Ghost-Spider (formerly known as Spider-Gwen) is still struggling to find her place in the world…or rather, the multiverse. Since her identity is public knowledge back home on Earth-65, she’s started a life as a college student on Earth -616. She’s finding her way through the original Marvel Universe and all its ups and downs when she ends up with a scenic trip to Murderworld, the insane gauntlet created by Arcade. The villain was expecting Spider-Man so he’s in for a big surprise.
The Ghost-Spider Annual is part of the Acts of Evil line-up, pitting heroes against villains they’d never otherwise encounter. That might be enough to get you in the door as it’s a fun premise. Where this book really excels is a great look at Gwen as a hero and a person, differentiating herself from the original version that has been put up on a pedestal as the ideal victim.

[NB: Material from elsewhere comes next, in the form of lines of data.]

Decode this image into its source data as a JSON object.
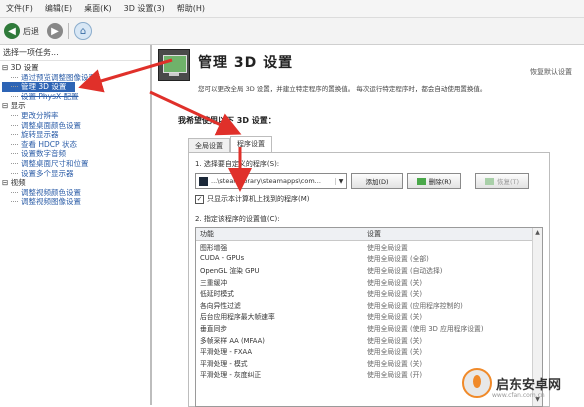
{
  "menu": [
    "文件(F)",
    "编辑(E)",
    "桌面(K)",
    "3D 设置(3)",
    "帮助(H)"
  ],
  "toolbar": {
    "back_label": "后退"
  },
  "left_panel": {
    "task_header": "选择一项任务...",
    "tree": [
      {
        "type": "cat",
        "label": "3D 设置"
      },
      {
        "type": "item",
        "label": "通过预览调整图像设置"
      },
      {
        "type": "item",
        "label": "管理 3D 设置",
        "selected": true
      },
      {
        "type": "item",
        "label": "设置 PhysX 配置",
        "struck": true
      },
      {
        "type": "cat",
        "label": "显示"
      },
      {
        "type": "item",
        "label": "更改分辨率"
      },
      {
        "type": "item",
        "label": "调整桌面颜色设置"
      },
      {
        "type": "item",
        "label": "旋转显示器"
      },
      {
        "type": "item",
        "label": "查看 HDCP 状态"
      },
      {
        "type": "item",
        "label": "设置数字音频"
      },
      {
        "type": "item",
        "label": "调整桌面尺寸和位置"
      },
      {
        "type": "item",
        "label": "设置多个显示器"
      },
      {
        "type": "cat",
        "label": "视频"
      },
      {
        "type": "item",
        "label": "调整视频颜色设置"
      },
      {
        "type": "item",
        "label": "调整视频图像设置"
      }
    ]
  },
  "main": {
    "title": "管理 3D 设置",
    "restore_defaults": "恢复默认设置",
    "description": "您可以更改全局 3D 设置，并建立特定程序的置换值。 每次运行特定程序时，都会自动使用置换值。",
    "section_title": "我希望使用以下 3D 设置：",
    "tabs": [
      "全局设置",
      "程序设置"
    ],
    "active_tab": 1,
    "select_label": "1. 选择要自定义的程序(S):",
    "program_value": "...\\steamlibrary\\steamapps\\com...",
    "add_button": "添加(D)",
    "remove_button": "删除(R)",
    "restore_button": "恢复(T)",
    "show_only_checkbox": "只显示本计算机上找到的程序(M)",
    "settings_label": "2. 指定该程序的设置值(C):",
    "table_headers": [
      "功能",
      "设置"
    ],
    "table_rows": [
      [
        "图形增强",
        "使用全局设置"
      ],
      [
        "CUDA - GPUs",
        "使用全局设置 (全部)"
      ],
      [
        "OpenGL 渲染 GPU",
        "使用全局设置 (自动选择)"
      ],
      [
        "三重缓冲",
        "使用全局设置 (关)"
      ],
      [
        "低延时模式",
        "使用全局设置 (关)"
      ],
      [
        "各向异性过滤",
        "使用全局设置 (应用程序控制的)"
      ],
      [
        "后台应用程序最大帧速率",
        "使用全局设置 (关)"
      ],
      [
        "垂直同步",
        "使用全局设置 (使用 3D 应用程序设置)"
      ],
      [
        "多帧采样 AA (MFAA)",
        "使用全局设置 (关)"
      ],
      [
        "平滑处理 - FXAA",
        "使用全局设置 (关)"
      ],
      [
        "平滑处理 - 模式",
        "使用全局设置 (关)"
      ],
      [
        "平滑处理 - 灰度纠正",
        "使用全局设置 (开)"
      ]
    ]
  },
  "watermark": {
    "text": "启东安卓网",
    "url": "www.cfan.com.cn"
  },
  "colors": {
    "selection": "#2d64b5",
    "arrow": "#e0302a",
    "nvidia_green": "#76b900"
  }
}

As Gwen goes through the gauntlet of robotic villains like the Lizard and the Vulture, in an effort to save a damsel in distress, she’s running through an internal narration full of doubts. Writer Vita Ayala takes her from an unsure hero to one of confidence and poise, ready to tackle anything this world or her own throws at her.
Letterer Clayton Cowles guides us through these thoughts with some expertly placed caption boxes. There’s one panel that really stands out where Gwen barges into a room and the boxes are surrounding her head, like the thoughts are taking up so much room in her mind she can barely concentrate on the battle. It shows how overwhelming these thoughts can be.

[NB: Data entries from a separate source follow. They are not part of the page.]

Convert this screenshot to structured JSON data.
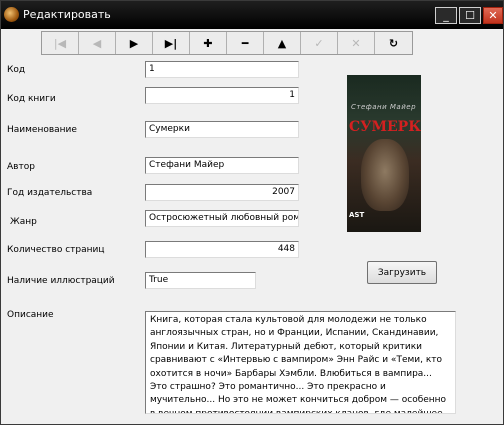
{
  "window": {
    "title": "Редактировать"
  },
  "toolbar": {
    "buttons": [
      {
        "glyph": "|◀",
        "name": "first-record"
      },
      {
        "glyph": "◀",
        "name": "prior-record"
      },
      {
        "glyph": "▶",
        "name": "next-record"
      },
      {
        "glyph": "▶|",
        "name": "last-record"
      },
      {
        "glyph": "✚",
        "name": "insert-record"
      },
      {
        "glyph": "━",
        "name": "delete-record"
      },
      {
        "glyph": "▲",
        "name": "edit-record"
      },
      {
        "glyph": "✓",
        "name": "post-record"
      },
      {
        "glyph": "✕",
        "name": "cancel-record"
      },
      {
        "glyph": "↻",
        "name": "refresh-record"
      }
    ]
  },
  "form": {
    "kod": {
      "label": "Код",
      "value": "1"
    },
    "kod_knigi": {
      "label": "Код книги",
      "value": "1"
    },
    "naimenovanie": {
      "label": "Наименование",
      "value": "Сумерки"
    },
    "avtor": {
      "label": "Автор",
      "value": "Стефани Майер"
    },
    "god": {
      "label": "Год издательства",
      "value": "2007"
    },
    "zhanr": {
      "label": "Жанр",
      "value": "Остросюжетный любовный роман"
    },
    "stranic": {
      "label": "Количество страниц",
      "value": "448"
    },
    "illyustracii": {
      "label": "Наличие иллюстраций",
      "value": "True"
    },
    "opisanie": {
      "label": "Описание",
      "value": "Книга, которая стала культовой для молодежи не только англоязычных стран, но и Франции, Испании, Скандинавии, Японии и Китая. Литературный дебют, который критики сравнивают с «Интервью с вампиром» Энн Райс и «Теми, кто охотится в ночи» Барбары Хэмбли. Влюбиться в вампира... Это страшно? Это романтично... Это прекрасно и мучительно... Но это не может кончиться добром — особенно в вечном противостоянии вампирских кланов, где малейшее отличие от"
    }
  },
  "cover": {
    "author": "Стефани Майер",
    "title": "СУМЕРКИ",
    "publisher": "AST"
  },
  "upload_label": "Загрузить"
}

The whole issue leads to a powerful face-to-face moment between Gwen and the 616 Gwen Stacy (albeit a robotic version of her). She realizes what this Gwen has come to represent and how dated and silly that is. By fighting for this world’s Gwen, she understands that she’s really fighting for herself. This re-examines the idea of this character that has reached a legendary saint-like status. Like Uncle Ben, Gwen has become this stoic figure in Spider-Man’s history, but now she’s something more. She’s no longer a symbol of the wall-crawler’s greatest failure. She’s a hero in her own right.

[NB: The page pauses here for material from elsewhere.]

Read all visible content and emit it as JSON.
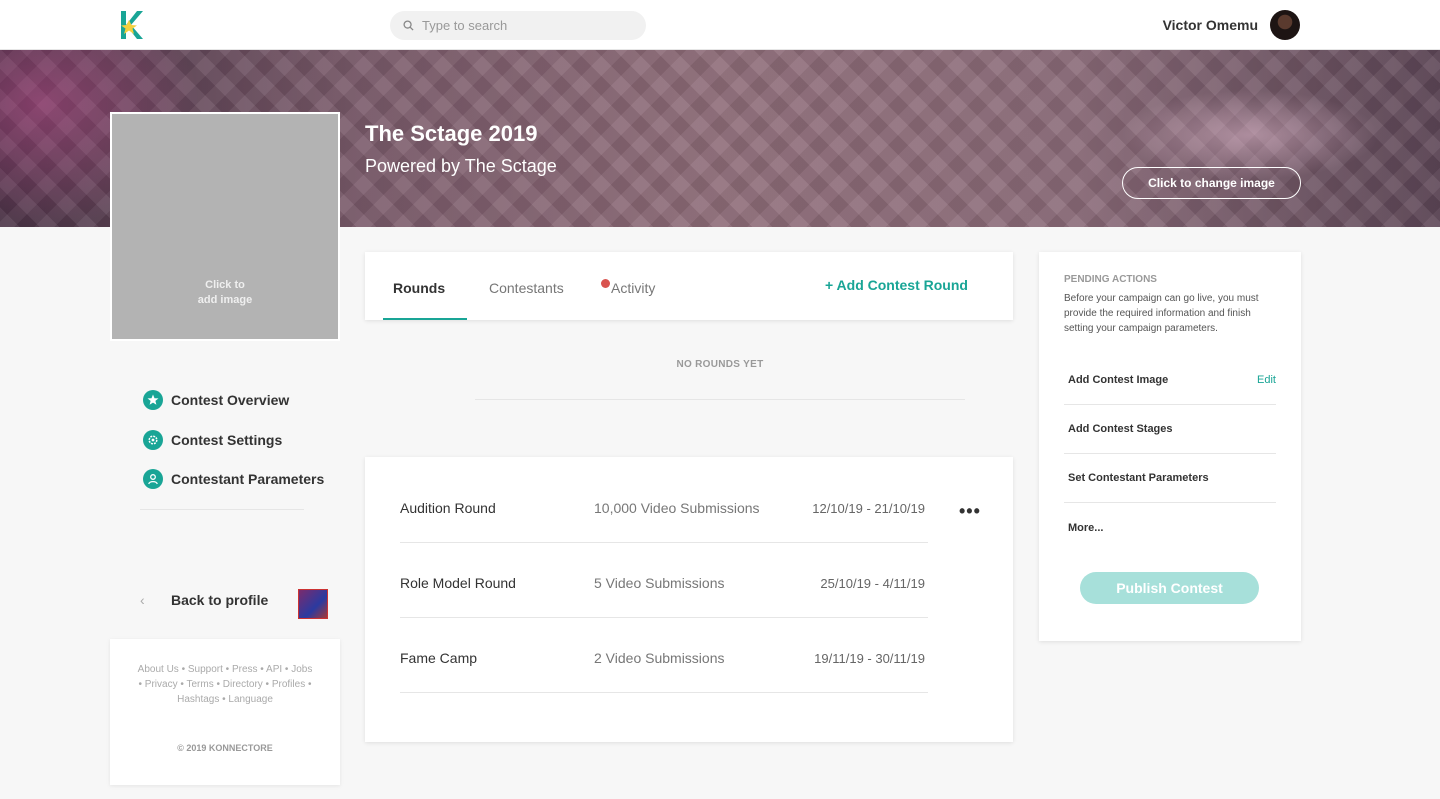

To prove this further, artist Pere Perez draws some of the best action sequences around. I really like how Gwen’s hood comes down often in the fight. While the hood looks cool in the costume, it would definitely limit visibility, plus it would move quite a bit, especially with how much she jumps around. My only issue with this design is that there’s a rip in her costume around her right knee. Since Gwen’s costume is a symbiote, that wouldn’t stay there, right?
There are times this issue reads like a horror movie, with Gwen making her way through a haunted house full of Spider-Man’s greatest foes. Colorist Rachelle Rosenberg creates an ominous tone early on with some looming shadows of dark reds and blues. The colors get brighter the further Gwen gets through Murderworld, like she’s seeing the light at the end of the tunnel. It’s also like the sun is rising on a new chapter of her life.
I was already sold on the new direction of Ghost-Spider with the first issue of the ongoing series, but this annual really put it over the top for me. It’s a great examination of the character and her motivations heading into this exciting new phase of her life. It also humanizes her, allowing her to build a support system around herself on Earth-616 as her own character, not just a spin-off of Spider-Man. She can stand on her own.